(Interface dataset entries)

========================

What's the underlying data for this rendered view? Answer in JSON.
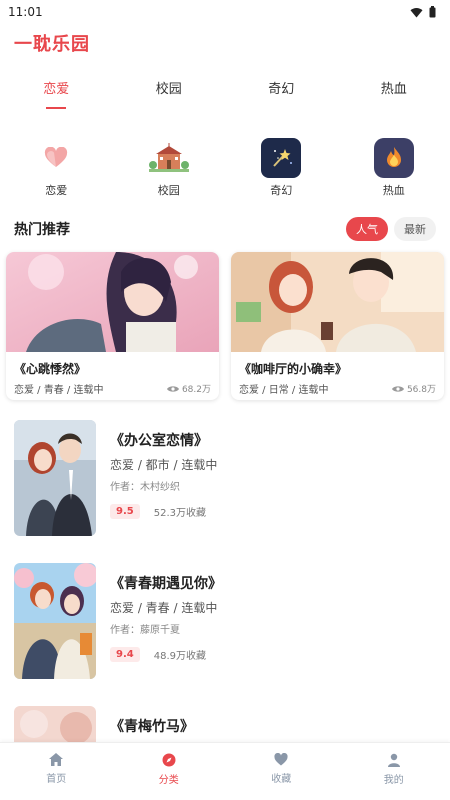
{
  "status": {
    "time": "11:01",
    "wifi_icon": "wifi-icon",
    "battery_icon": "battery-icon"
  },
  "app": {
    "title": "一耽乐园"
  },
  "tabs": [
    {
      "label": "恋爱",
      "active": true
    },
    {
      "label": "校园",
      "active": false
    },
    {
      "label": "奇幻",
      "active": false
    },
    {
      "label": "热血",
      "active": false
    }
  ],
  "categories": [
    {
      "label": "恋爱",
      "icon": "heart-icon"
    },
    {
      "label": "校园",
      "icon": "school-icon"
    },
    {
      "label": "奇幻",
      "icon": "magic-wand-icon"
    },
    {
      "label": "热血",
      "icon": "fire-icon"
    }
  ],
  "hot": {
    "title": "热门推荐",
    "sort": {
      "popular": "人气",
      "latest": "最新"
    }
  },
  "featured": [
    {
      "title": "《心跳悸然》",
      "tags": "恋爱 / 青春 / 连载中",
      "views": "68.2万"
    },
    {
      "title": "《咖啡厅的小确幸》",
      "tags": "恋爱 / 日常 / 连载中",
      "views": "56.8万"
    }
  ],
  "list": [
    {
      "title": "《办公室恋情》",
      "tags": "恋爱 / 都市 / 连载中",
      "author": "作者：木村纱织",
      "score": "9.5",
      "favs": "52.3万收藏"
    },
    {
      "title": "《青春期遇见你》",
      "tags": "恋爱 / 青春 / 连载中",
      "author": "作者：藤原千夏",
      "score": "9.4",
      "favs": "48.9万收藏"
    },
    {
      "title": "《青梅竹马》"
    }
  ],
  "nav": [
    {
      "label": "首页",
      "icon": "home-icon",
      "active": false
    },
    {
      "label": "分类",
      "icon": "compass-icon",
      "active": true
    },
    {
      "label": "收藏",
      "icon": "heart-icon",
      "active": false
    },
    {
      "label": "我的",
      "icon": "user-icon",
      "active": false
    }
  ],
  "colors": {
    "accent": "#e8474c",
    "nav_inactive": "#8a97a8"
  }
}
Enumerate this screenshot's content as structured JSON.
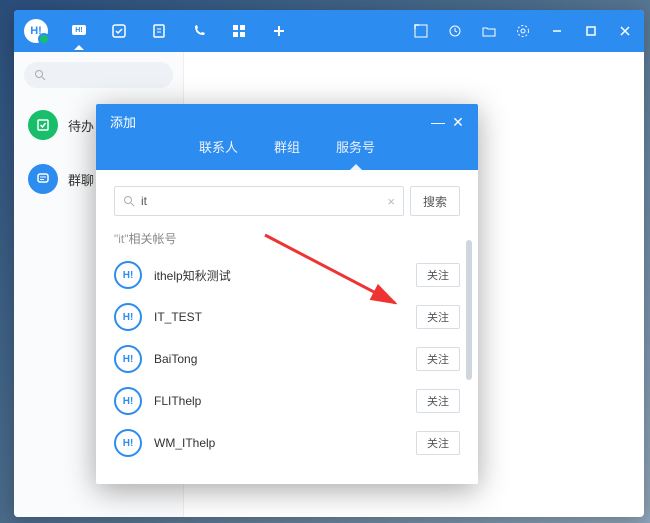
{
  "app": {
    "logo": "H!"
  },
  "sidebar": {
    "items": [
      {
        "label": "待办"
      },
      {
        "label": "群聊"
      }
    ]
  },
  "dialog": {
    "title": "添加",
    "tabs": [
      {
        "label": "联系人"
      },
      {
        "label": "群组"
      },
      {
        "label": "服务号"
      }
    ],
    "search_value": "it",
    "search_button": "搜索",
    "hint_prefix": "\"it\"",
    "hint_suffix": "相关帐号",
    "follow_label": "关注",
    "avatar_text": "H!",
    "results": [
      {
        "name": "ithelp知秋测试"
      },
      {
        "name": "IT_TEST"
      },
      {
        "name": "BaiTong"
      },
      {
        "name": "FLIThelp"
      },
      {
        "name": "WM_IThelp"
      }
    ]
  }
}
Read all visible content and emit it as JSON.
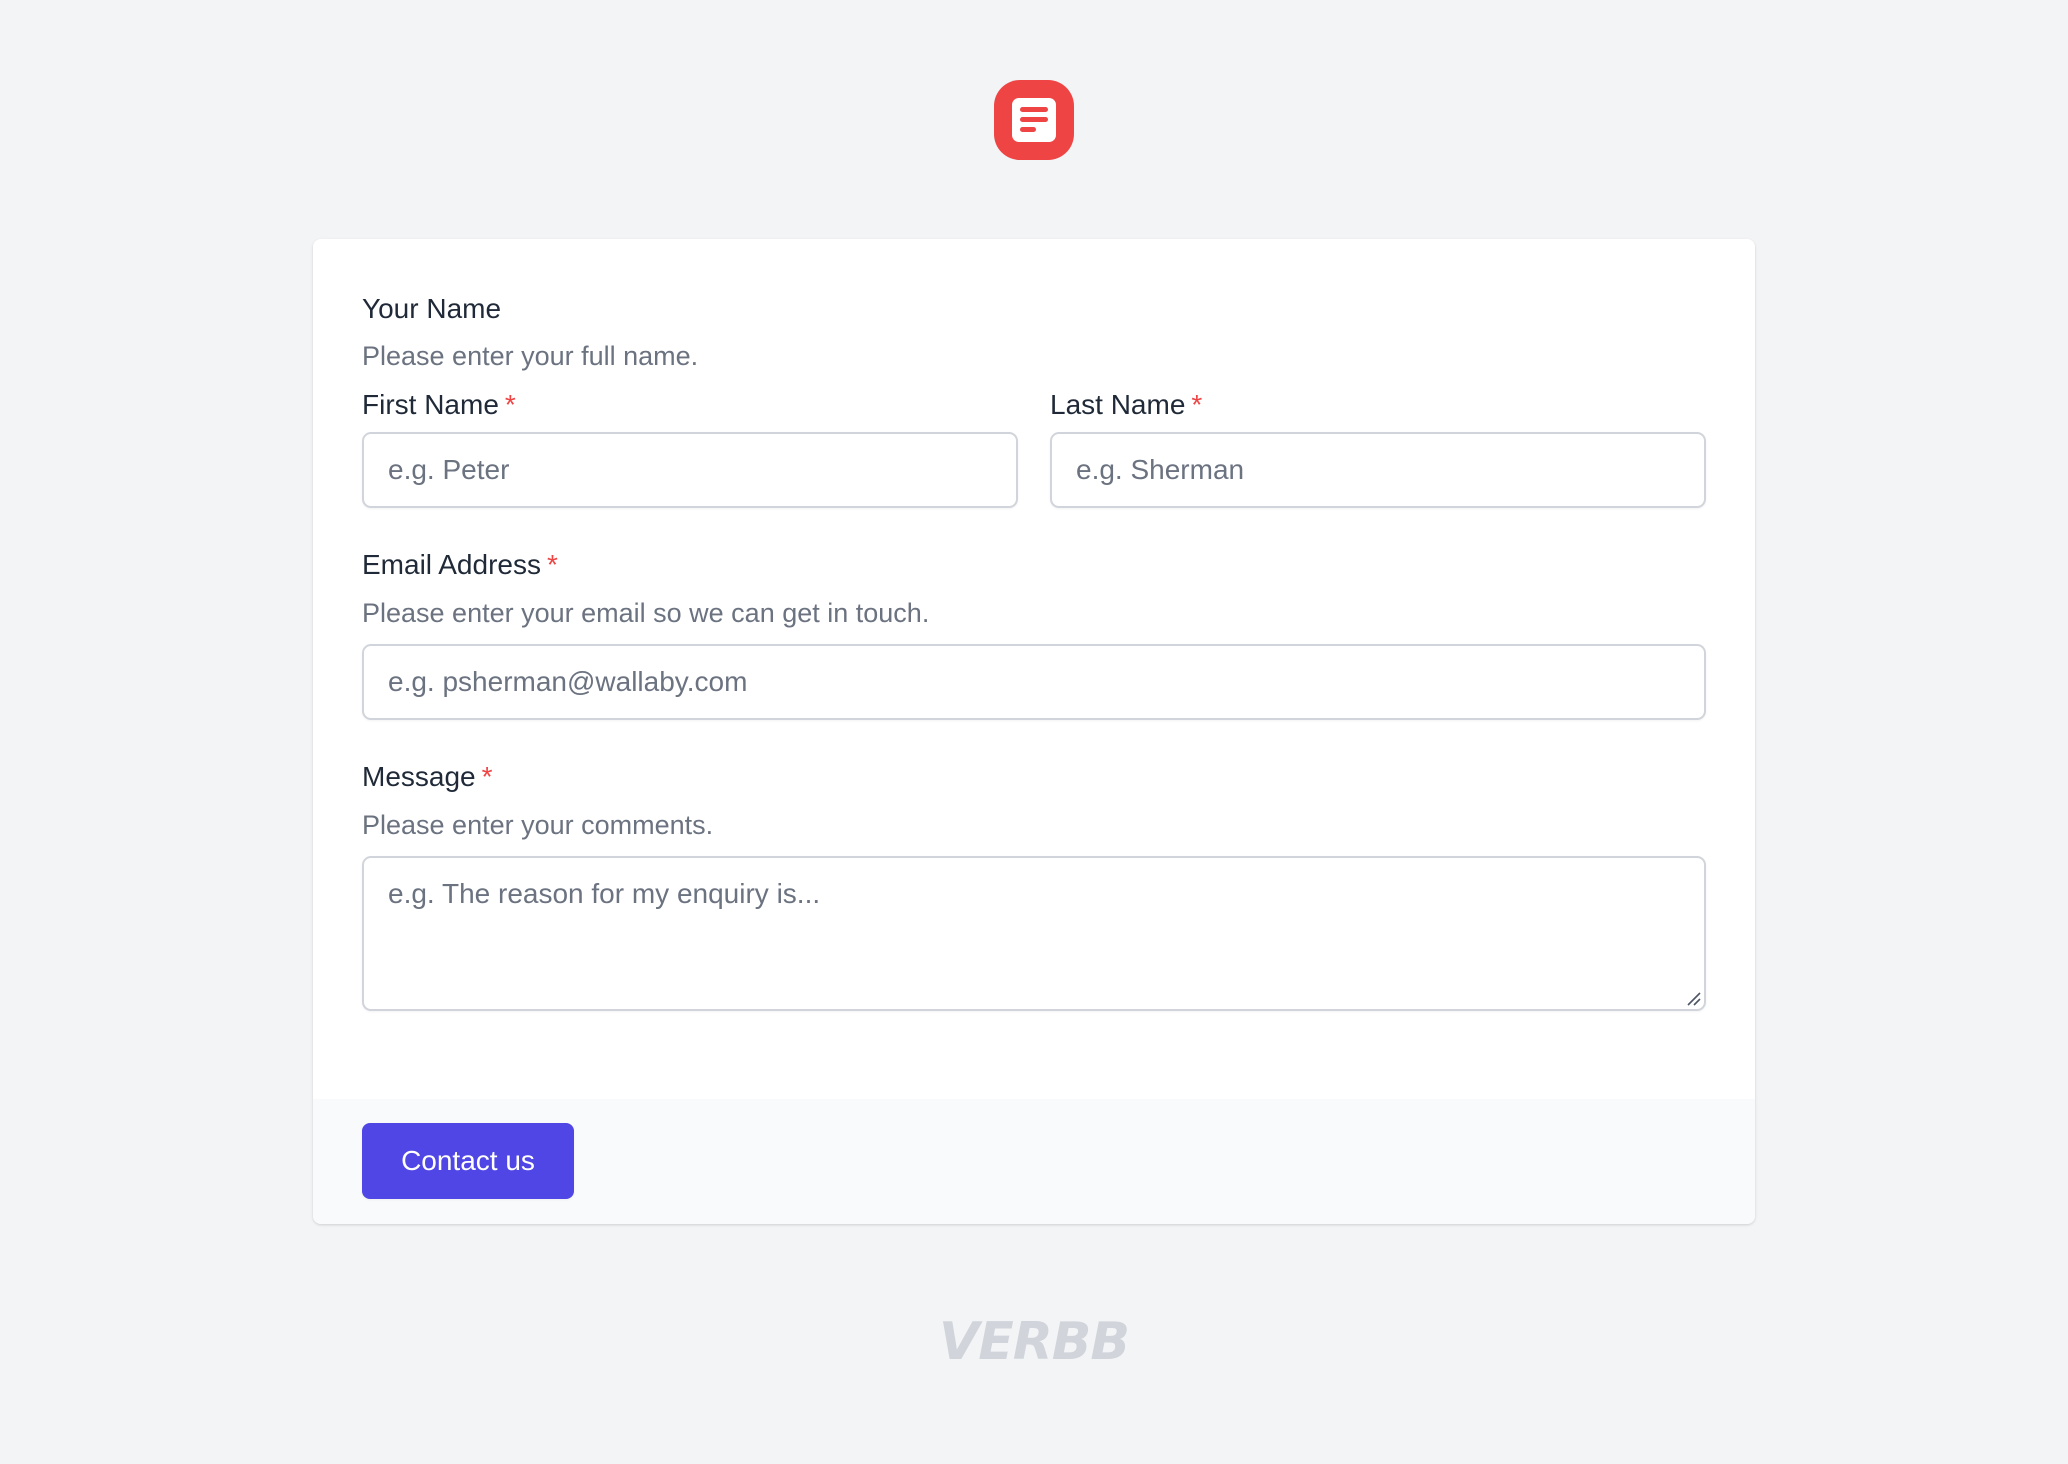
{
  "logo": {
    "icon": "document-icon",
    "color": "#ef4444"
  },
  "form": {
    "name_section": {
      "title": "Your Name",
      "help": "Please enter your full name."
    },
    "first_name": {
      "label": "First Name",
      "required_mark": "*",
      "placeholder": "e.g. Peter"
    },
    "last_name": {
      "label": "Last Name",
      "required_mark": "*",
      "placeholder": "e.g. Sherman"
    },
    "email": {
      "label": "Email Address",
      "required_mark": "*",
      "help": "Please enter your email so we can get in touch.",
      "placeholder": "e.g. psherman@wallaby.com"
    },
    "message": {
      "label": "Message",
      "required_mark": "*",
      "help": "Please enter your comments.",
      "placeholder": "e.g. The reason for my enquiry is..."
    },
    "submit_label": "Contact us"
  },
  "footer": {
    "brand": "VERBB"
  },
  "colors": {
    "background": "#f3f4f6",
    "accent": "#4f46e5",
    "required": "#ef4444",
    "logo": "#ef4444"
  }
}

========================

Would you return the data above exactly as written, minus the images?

What's the underlying data for this rendered view? Answer in JSON.
{
  "status": {
    "time": "11:01",
    "wifi_icon": "wifi-icon",
    "battery_icon": "battery-icon"
  },
  "app": {
    "title": "一耽乐园"
  },
  "tabs": [
    {
      "label": "恋爱",
      "active": true
    },
    {
      "label": "校园",
      "active": false
    },
    {
      "label": "奇幻",
      "active": false
    },
    {
      "label": "热血",
      "active": false
    }
  ],
  "categories": [
    {
      "label": "恋爱",
      "icon": "heart-icon"
    },
    {
      "label": "校园",
      "icon": "school-icon"
    },
    {
      "label": "奇幻",
      "icon": "magic-wand-icon"
    },
    {
      "label": "热血",
      "icon": "fire-icon"
    }
  ],
  "hot": {
    "title": "热门推荐",
    "sort": {
      "popular": "人气",
      "latest": "最新"
    }
  },
  "featured": [
    {
      "title": "《心跳悸然》",
      "tags": "恋爱 / 青春 / 连载中",
      "views": "68.2万"
    },
    {
      "title": "《咖啡厅的小确幸》",
      "tags": "恋爱 / 日常 / 连载中",
      "views": "56.8万"
    }
  ],
  "list": [
    {
      "title": "《办公室恋情》",
      "tags": "恋爱 / 都市 / 连载中",
      "author": "作者：木村纱织",
      "score": "9.5",
      "favs": "52.3万收藏"
    },
    {
      "title": "《青春期遇见你》",
      "tags": "恋爱 / 青春 / 连载中",
      "author": "作者：藤原千夏",
      "score": "9.4",
      "favs": "48.9万收藏"
    },
    {
      "title": "《青梅竹马》"
    }
  ],
  "nav": [
    {
      "label": "首页",
      "icon": "home-icon",
      "active": false
    },
    {
      "label": "分类",
      "icon": "compass-icon",
      "active": true
    },
    {
      "label": "收藏",
      "icon": "heart-icon",
      "active": false
    },
    {
      "label": "我的",
      "icon": "user-icon",
      "active": false
    }
  ],
  "colors": {
    "accent": "#e8474c",
    "nav_inactive": "#8a97a8"
  }
}
Enumerate this screenshot's content as structured JSON.
{
  "app": {
    "logo": "H!"
  },
  "sidebar": {
    "items": [
      {
        "label": "待办"
      },
      {
        "label": "群聊"
      }
    ]
  },
  "dialog": {
    "title": "添加",
    "tabs": [
      {
        "label": "联系人"
      },
      {
        "label": "群组"
      },
      {
        "label": "服务号"
      }
    ],
    "search_value": "it",
    "search_button": "搜索",
    "hint_prefix": "\"it\"",
    "hint_suffix": "相关帐号",
    "follow_label": "关注",
    "avatar_text": "H!",
    "results": [
      {
        "name": "ithelp知秋测试"
      },
      {
        "name": "IT_TEST"
      },
      {
        "name": "BaiTong"
      },
      {
        "name": "FLIThelp"
      },
      {
        "name": "WM_IThelp"
      }
    ]
  }
}
Read all visible content and emit it as JSON.
{
  "logo": {
    "icon": "document-icon",
    "color": "#ef4444"
  },
  "form": {
    "name_section": {
      "title": "Your Name",
      "help": "Please enter your full name."
    },
    "first_name": {
      "label": "First Name",
      "required_mark": "*",
      "placeholder": "e.g. Peter"
    },
    "last_name": {
      "label": "Last Name",
      "required_mark": "*",
      "placeholder": "e.g. Sherman"
    },
    "email": {
      "label": "Email Address",
      "required_mark": "*",
      "help": "Please enter your email so we can get in touch.",
      "placeholder": "e.g. psherman@wallaby.com"
    },
    "message": {
      "label": "Message",
      "required_mark": "*",
      "help": "Please enter your comments.",
      "placeholder": "e.g. The reason for my enquiry is..."
    },
    "submit_label": "Contact us"
  },
  "footer": {
    "brand": "VERBB"
  },
  "colors": {
    "background": "#f3f4f6",
    "accent": "#4f46e5",
    "required": "#ef4444",
    "logo": "#ef4444"
  }
}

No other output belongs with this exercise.